We want to continue collecting personal stories because we find them so much more powerful and impactful than charts and graphs about economic growth.

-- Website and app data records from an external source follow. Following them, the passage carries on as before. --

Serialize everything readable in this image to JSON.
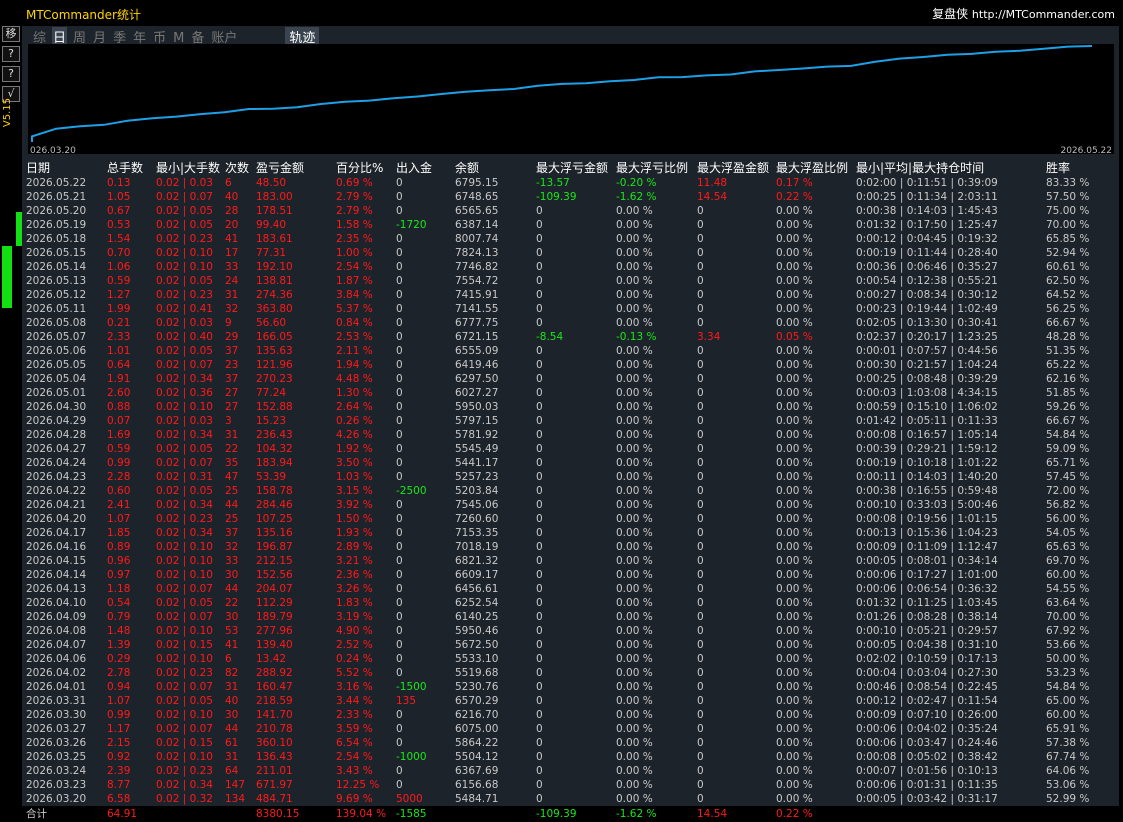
{
  "app": {
    "title": "MTCommander统计",
    "brand_name": "复盘侠",
    "brand_url": "http://MTCommander.com",
    "version": "V5.15"
  },
  "left_toolbar": [
    "移",
    "?",
    "?",
    "√"
  ],
  "tabs": [
    "综",
    "日",
    "周",
    "月",
    "季",
    "年",
    "币",
    "M",
    "备",
    "账户",
    "轨迹"
  ],
  "active_tab": "日",
  "colors": {
    "accent": "#ffd400",
    "profit": "#ff1a1a",
    "loss": "#18e818",
    "line": "#1ea0e6"
  },
  "chart": {
    "x_start_label": "026.03.20",
    "x_end_label": "2026.05.22"
  },
  "chart_data": {
    "type": "line",
    "x": [
      "2026.03.20",
      "2026.03.23",
      "2026.03.24",
      "2026.03.25",
      "2026.03.26",
      "2026.03.27",
      "2026.03.30",
      "2026.03.31",
      "2026.04.01",
      "2026.04.02",
      "2026.04.06",
      "2026.04.07",
      "2026.04.08",
      "2026.04.09",
      "2026.04.10",
      "2026.04.13",
      "2026.04.14",
      "2026.04.15",
      "2026.04.16",
      "2026.04.17",
      "2026.04.20",
      "2026.04.21",
      "2026.04.22",
      "2026.04.23",
      "2026.04.24",
      "2026.04.27",
      "2026.04.28",
      "2026.04.29",
      "2026.04.30",
      "2026.05.01",
      "2026.05.04",
      "2026.05.05",
      "2026.05.06",
      "2026.05.07",
      "2026.05.08",
      "2026.05.11",
      "2026.05.12",
      "2026.05.13",
      "2026.05.14",
      "2026.05.15",
      "2026.05.18",
      "2026.05.19",
      "2026.05.20",
      "2026.05.21",
      "2026.05.22"
    ],
    "series": [
      {
        "values": [
          484.71,
          1156.68,
          1367.69,
          1504.12,
          1864.22,
          2075.0,
          2216.7,
          2435.29,
          2595.76,
          2884.68,
          2898.1,
          3037.5,
          3315.46,
          3505.25,
          3617.54,
          3821.61,
          3974.17,
          4186.32,
          4383.19,
          4518.35,
          4625.6,
          4910.06,
          5068.84,
          5122.23,
          5306.17,
          5410.49,
          5646.92,
          5662.15,
          5814.03,
          5891.27,
          6161.51,
          6283.47,
          6418.1,
          6584.15,
          6640.75,
          7004.55,
          7278.91,
          7417.72,
          7609.82,
          7687.13,
          7870.74,
          7970.14,
          8148.65,
          8331.65,
          8380.15
        ]
      }
    ]
  },
  "table": {
    "headers": [
      "日期",
      "总手数",
      "最小|大手数",
      "次数",
      "盈亏金额",
      "百分比%",
      "出入金",
      "余额",
      "最大浮亏金额",
      "最大浮亏比例",
      "最大浮盈金额",
      "最大浮盈比例",
      "最小|平均|最大持仓时间",
      "胜率"
    ],
    "rows": [
      [
        "2026.05.22",
        "0.13",
        "0.02 | 0.03",
        "6",
        "48.50",
        "0.69 %",
        "0",
        "6795.15",
        "-13.57",
        "-0.20 %",
        "11.48",
        "0.17 %",
        "0:02:00 | 0:11:51 | 0:39:09",
        "83.33 %"
      ],
      [
        "2026.05.21",
        "1.05",
        "0.02 | 0.07",
        "40",
        "183.00",
        "2.79 %",
        "0",
        "6748.65",
        "-109.39",
        "-1.62 %",
        "14.54",
        "0.22 %",
        "0:00:25 | 0:11:34 | 2:03:11",
        "57.50 %"
      ],
      [
        "2026.05.20",
        "0.67",
        "0.02 | 0.05",
        "28",
        "178.51",
        "2.79 %",
        "0",
        "6565.65",
        "0",
        "0.00 %",
        "0",
        "0.00 %",
        "0:00:38 | 0:14:03 | 1:45:43",
        "75.00 %"
      ],
      [
        "2026.05.19",
        "0.53",
        "0.02 | 0.05",
        "20",
        "99.40",
        "1.58 %",
        "-1720",
        "6387.14",
        "0",
        "0.00 %",
        "0",
        "0.00 %",
        "0:01:32 | 0:17:50 | 1:25:47",
        "70.00 %"
      ],
      [
        "2026.05.18",
        "1.54",
        "0.02 | 0.23",
        "41",
        "183.61",
        "2.35 %",
        "0",
        "8007.74",
        "0",
        "0.00 %",
        "0",
        "0.00 %",
        "0:00:12 | 0:04:45 | 0:19:32",
        "65.85 %"
      ],
      [
        "2026.05.15",
        "0.70",
        "0.02 | 0.10",
        "17",
        "77.31",
        "1.00 %",
        "0",
        "7824.13",
        "0",
        "0.00 %",
        "0",
        "0.00 %",
        "0:00:19 | 0:11:44 | 0:28:40",
        "52.94 %"
      ],
      [
        "2026.05.14",
        "1.06",
        "0.02 | 0.10",
        "33",
        "192.10",
        "2.54 %",
        "0",
        "7746.82",
        "0",
        "0.00 %",
        "0",
        "0.00 %",
        "0:00:36 | 0:06:46 | 0:35:27",
        "60.61 %"
      ],
      [
        "2026.05.13",
        "0.59",
        "0.02 | 0.05",
        "24",
        "138.81",
        "1.87 %",
        "0",
        "7554.72",
        "0",
        "0.00 %",
        "0",
        "0.00 %",
        "0:00:54 | 0:12:38 | 0:55:21",
        "62.50 %"
      ],
      [
        "2026.05.12",
        "1.27",
        "0.02 | 0.23",
        "31",
        "274.36",
        "3.84 %",
        "0",
        "7415.91",
        "0",
        "0.00 %",
        "0",
        "0.00 %",
        "0:00:27 | 0:08:34 | 0:30:12",
        "64.52 %"
      ],
      [
        "2026.05.11",
        "1.99",
        "0.02 | 0.41",
        "32",
        "363.80",
        "5.37 %",
        "0",
        "7141.55",
        "0",
        "0.00 %",
        "0",
        "0.00 %",
        "0:00:23 | 0:19:44 | 1:02:49",
        "56.25 %"
      ],
      [
        "2026.05.08",
        "0.21",
        "0.02 | 0.03",
        "9",
        "56.60",
        "0.84 %",
        "0",
        "6777.75",
        "0",
        "0.00 %",
        "0",
        "0.00 %",
        "0:02:05 | 0:13:30 | 0:30:41",
        "66.67 %"
      ],
      [
        "2026.05.07",
        "2.33",
        "0.02 | 0.40",
        "29",
        "166.05",
        "2.53 %",
        "0",
        "6721.15",
        "-8.54",
        "-0.13 %",
        "3.34",
        "0.05 %",
        "0:02:37 | 0:20:17 | 1:23:25",
        "48.28 %"
      ],
      [
        "2026.05.06",
        "1.01",
        "0.02 | 0.05",
        "37",
        "135.63",
        "2.11 %",
        "0",
        "6555.09",
        "0",
        "0.00 %",
        "0",
        "0.00 %",
        "0:00:01 | 0:07:57 | 0:44:56",
        "51.35 %"
      ],
      [
        "2026.05.05",
        "0.64",
        "0.02 | 0.07",
        "23",
        "121.96",
        "1.94 %",
        "0",
        "6419.46",
        "0",
        "0.00 %",
        "0",
        "0.00 %",
        "0:00:30 | 0:21:57 | 1:04:24",
        "65.22 %"
      ],
      [
        "2026.05.04",
        "1.91",
        "0.02 | 0.34",
        "37",
        "270.23",
        "4.48 %",
        "0",
        "6297.50",
        "0",
        "0.00 %",
        "0",
        "0.00 %",
        "0:00:25 | 0:08:48 | 0:39:29",
        "62.16 %"
      ],
      [
        "2026.05.01",
        "2.60",
        "0.02 | 0.36",
        "27",
        "77.24",
        "1.30 %",
        "0",
        "6027.27",
        "0",
        "0.00 %",
        "0",
        "0.00 %",
        "0:00:03 | 1:03:08 | 4:34:15",
        "51.85 %"
      ],
      [
        "2026.04.30",
        "0.88",
        "0.02 | 0.10",
        "27",
        "152.88",
        "2.64 %",
        "0",
        "5950.03",
        "0",
        "0.00 %",
        "0",
        "0.00 %",
        "0:00:59 | 0:15:10 | 1:06:02",
        "59.26 %"
      ],
      [
        "2026.04.29",
        "0.07",
        "0.02 | 0.03",
        "3",
        "15.23",
        "0.26 %",
        "0",
        "5797.15",
        "0",
        "0.00 %",
        "0",
        "0.00 %",
        "0:01:42 | 0:05:11 | 0:11:33",
        "66.67 %"
      ],
      [
        "2026.04.28",
        "1.69",
        "0.02 | 0.34",
        "31",
        "236.43",
        "4.26 %",
        "0",
        "5781.92",
        "0",
        "0.00 %",
        "0",
        "0.00 %",
        "0:00:08 | 0:16:57 | 1:05:14",
        "54.84 %"
      ],
      [
        "2026.04.27",
        "0.59",
        "0.02 | 0.05",
        "22",
        "104.32",
        "1.92 %",
        "0",
        "5545.49",
        "0",
        "0.00 %",
        "0",
        "0.00 %",
        "0:00:39 | 0:29:21 | 1:59:12",
        "59.09 %"
      ],
      [
        "2026.04.24",
        "0.99",
        "0.02 | 0.07",
        "35",
        "183.94",
        "3.50 %",
        "0",
        "5441.17",
        "0",
        "0.00 %",
        "0",
        "0.00 %",
        "0:00:19 | 0:10:18 | 1:01:22",
        "65.71 %"
      ],
      [
        "2026.04.23",
        "2.28",
        "0.02 | 0.31",
        "47",
        "53.39",
        "1.03 %",
        "0",
        "5257.23",
        "0",
        "0.00 %",
        "0",
        "0.00 %",
        "0:00:11 | 0:14:03 | 1:40:20",
        "57.45 %"
      ],
      [
        "2026.04.22",
        "0.60",
        "0.02 | 0.05",
        "25",
        "158.78",
        "3.15 %",
        "-2500",
        "5203.84",
        "0",
        "0.00 %",
        "0",
        "0.00 %",
        "0:00:38 | 0:16:55 | 0:59:48",
        "72.00 %"
      ],
      [
        "2026.04.21",
        "2.41",
        "0.02 | 0.34",
        "44",
        "284.46",
        "3.92 %",
        "0",
        "7545.06",
        "0",
        "0.00 %",
        "0",
        "0.00 %",
        "0:00:10 | 0:33:03 | 5:00:46",
        "56.82 %"
      ],
      [
        "2026.04.20",
        "1.07",
        "0.02 | 0.23",
        "25",
        "107.25",
        "1.50 %",
        "0",
        "7260.60",
        "0",
        "0.00 %",
        "0",
        "0.00 %",
        "0:00:08 | 0:19:56 | 1:01:15",
        "56.00 %"
      ],
      [
        "2026.04.17",
        "1.85",
        "0.02 | 0.34",
        "37",
        "135.16",
        "1.93 %",
        "0",
        "7153.35",
        "0",
        "0.00 %",
        "0",
        "0.00 %",
        "0:00:13 | 0:15:36 | 1:04:23",
        "54.05 %"
      ],
      [
        "2026.04.16",
        "0.89",
        "0.02 | 0.10",
        "32",
        "196.87",
        "2.89 %",
        "0",
        "7018.19",
        "0",
        "0.00 %",
        "0",
        "0.00 %",
        "0:00:09 | 0:11:09 | 1:12:47",
        "65.63 %"
      ],
      [
        "2026.04.15",
        "0.96",
        "0.02 | 0.10",
        "33",
        "212.15",
        "3.21 %",
        "0",
        "6821.32",
        "0",
        "0.00 %",
        "0",
        "0.00 %",
        "0:00:05 | 0:08:01 | 0:34:14",
        "69.70 %"
      ],
      [
        "2026.04.14",
        "0.97",
        "0.02 | 0.10",
        "30",
        "152.56",
        "2.36 %",
        "0",
        "6609.17",
        "0",
        "0.00 %",
        "0",
        "0.00 %",
        "0:00:06 | 0:17:27 | 1:01:00",
        "60.00 %"
      ],
      [
        "2026.04.13",
        "1.18",
        "0.02 | 0.07",
        "44",
        "204.07",
        "3.26 %",
        "0",
        "6456.61",
        "0",
        "0.00 %",
        "0",
        "0.00 %",
        "0:00:06 | 0:06:54 | 0:36:32",
        "54.55 %"
      ],
      [
        "2026.04.10",
        "0.54",
        "0.02 | 0.05",
        "22",
        "112.29",
        "1.83 %",
        "0",
        "6252.54",
        "0",
        "0.00 %",
        "0",
        "0.00 %",
        "0:01:32 | 0:11:25 | 1:03:45",
        "63.64 %"
      ],
      [
        "2026.04.09",
        "0.79",
        "0.02 | 0.07",
        "30",
        "189.79",
        "3.19 %",
        "0",
        "6140.25",
        "0",
        "0.00 %",
        "0",
        "0.00 %",
        "0:01:26 | 0:08:28 | 0:38:14",
        "70.00 %"
      ],
      [
        "2026.04.08",
        "1.48",
        "0.02 | 0.10",
        "53",
        "277.96",
        "4.90 %",
        "0",
        "5950.46",
        "0",
        "0.00 %",
        "0",
        "0.00 %",
        "0:00:10 | 0:05:21 | 0:29:57",
        "67.92 %"
      ],
      [
        "2026.04.07",
        "1.39",
        "0.02 | 0.15",
        "41",
        "139.40",
        "2.52 %",
        "0",
        "5672.50",
        "0",
        "0.00 %",
        "0",
        "0.00 %",
        "0:00:05 | 0:04:38 | 0:31:10",
        "53.66 %"
      ],
      [
        "2026.04.06",
        "0.29",
        "0.02 | 0.10",
        "6",
        "13.42",
        "0.24 %",
        "0",
        "5533.10",
        "0",
        "0.00 %",
        "0",
        "0.00 %",
        "0:02:02 | 0:10:59 | 0:17:13",
        "50.00 %"
      ],
      [
        "2026.04.02",
        "2.78",
        "0.02 | 0.23",
        "82",
        "288.92",
        "5.52 %",
        "0",
        "5519.68",
        "0",
        "0.00 %",
        "0",
        "0.00 %",
        "0:00:04 | 0:03:04 | 0:27:30",
        "53.23 %"
      ],
      [
        "2026.04.01",
        "0.94",
        "0.02 | 0.07",
        "31",
        "160.47",
        "3.16 %",
        "-1500",
        "5230.76",
        "0",
        "0.00 %",
        "0",
        "0.00 %",
        "0:00:46 | 0:08:54 | 0:22:45",
        "54.84 %"
      ],
      [
        "2026.03.31",
        "1.07",
        "0.02 | 0.05",
        "40",
        "218.59",
        "3.44 %",
        "135",
        "6570.29",
        "0",
        "0.00 %",
        "0",
        "0.00 %",
        "0:00:12 | 0:02:47 | 0:11:54",
        "65.00 %"
      ],
      [
        "2026.03.30",
        "0.99",
        "0.02 | 0.10",
        "30",
        "141.70",
        "2.33 %",
        "0",
        "6216.70",
        "0",
        "0.00 %",
        "0",
        "0.00 %",
        "0:00:09 | 0:07:10 | 0:26:00",
        "60.00 %"
      ],
      [
        "2026.03.27",
        "1.17",
        "0.02 | 0.07",
        "44",
        "210.78",
        "3.59 %",
        "0",
        "6075.00",
        "0",
        "0.00 %",
        "0",
        "0.00 %",
        "0:00:06 | 0:04:02 | 0:35:24",
        "65.91 %"
      ],
      [
        "2026.03.26",
        "2.15",
        "0.02 | 0.15",
        "61",
        "360.10",
        "6.54 %",
        "0",
        "5864.22",
        "0",
        "0.00 %",
        "0",
        "0.00 %",
        "0:00:06 | 0:03:47 | 0:24:46",
        "57.38 %"
      ],
      [
        "2026.03.25",
        "0.92",
        "0.02 | 0.10",
        "31",
        "136.43",
        "2.54 %",
        "-1000",
        "5504.12",
        "0",
        "0.00 %",
        "0",
        "0.00 %",
        "0:00:08 | 0:05:02 | 0:38:42",
        "67.74 %"
      ],
      [
        "2026.03.24",
        "2.39",
        "0.02 | 0.23",
        "64",
        "211.01",
        "3.43 %",
        "0",
        "6367.69",
        "0",
        "0.00 %",
        "0",
        "0.00 %",
        "0:00:07 | 0:01:56 | 0:10:13",
        "64.06 %"
      ],
      [
        "2026.03.23",
        "8.77",
        "0.02 | 0.34",
        "147",
        "671.97",
        "12.25 %",
        "0",
        "6156.68",
        "0",
        "0.00 %",
        "0",
        "0.00 %",
        "0:00:06 | 0:01:31 | 0:11:35",
        "53.06 %"
      ],
      [
        "2026.03.20",
        "6.58",
        "0.02 | 0.32",
        "134",
        "484.71",
        "9.69 %",
        "5000",
        "5484.71",
        "0",
        "0.00 %",
        "0",
        "0.00 %",
        "0:00:05 | 0:03:42 | 0:31:17",
        "52.99 %"
      ]
    ],
    "footer": [
      "合计",
      "64.91",
      "",
      "",
      "8380.15",
      "139.04 %",
      "-1585",
      "",
      "-109.39",
      "-1.62 %",
      "14.54",
      "0.22 %",
      "",
      ""
    ]
  }
}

We plan on going to the future UNC system Class of 2024 – rising seventh graders today – about what attending college debt-free could mean for them and their families.  Because with as much love as we have for our schools, we don’t want anyone turned away for lack of being able to pay for their education.  Dollar says we have one of the most affordable university systems in the country, but it isn’t affordable enough, and that’s why we have this campaign.  In many ways, particularly education, North Carolina has always been one of the most progressive states in the South, and that’s not the case anymore.  The North Carolina Student Power Union’s task is not only to stop further gutting of our higher education system, but to restore full funding and to provide a high-quality, debt-free education to every student who attends of the sixteen UNC campuses.

Where does NC Student Power Union go from here?

CA: Our commitment to seeing the #DebtFreeUNC campaign through will take considerable focus, resources, and effort.  I think looking forward this means a continuation of the Fight Back Friday movement indefinitely.  We already have a few more small demonstrations planned for the rest of the summer, and most of our organizing will intensify once we return to campus in the Fall.  This September, from the 12th to the 14th we will host a conference where we hope to bring together hundreds of student organizers and general North Carolina youth to plan our next steps, potentially including a statewide two-day walk-out in November, and potentially expanding to include high school students in our organization.  These will be issues we address as an organization, democratically, so that we can best achieve our ultimate goal: the reconstruction of North Carolina’s public universities to the point that they are accessible to all students and are non-oppressive spaces for our generation and posterity.

For more information on the North Carolina Student Power Union and the #DebtFreeUNC campaign, visit, follow NC SPU on Twitter @StudentPowerNC, or find them on Facebook at

Roshan Bliss is a student organizer, inclusivity & anti-oppression trainer, and democratic process specialist with a passion for empowering young people to defend their futures and democratize their schools. Bliss, a former occupy activist, serves as Assistant Secretary of Education for Higher Education for the Green Shadow Cabinet.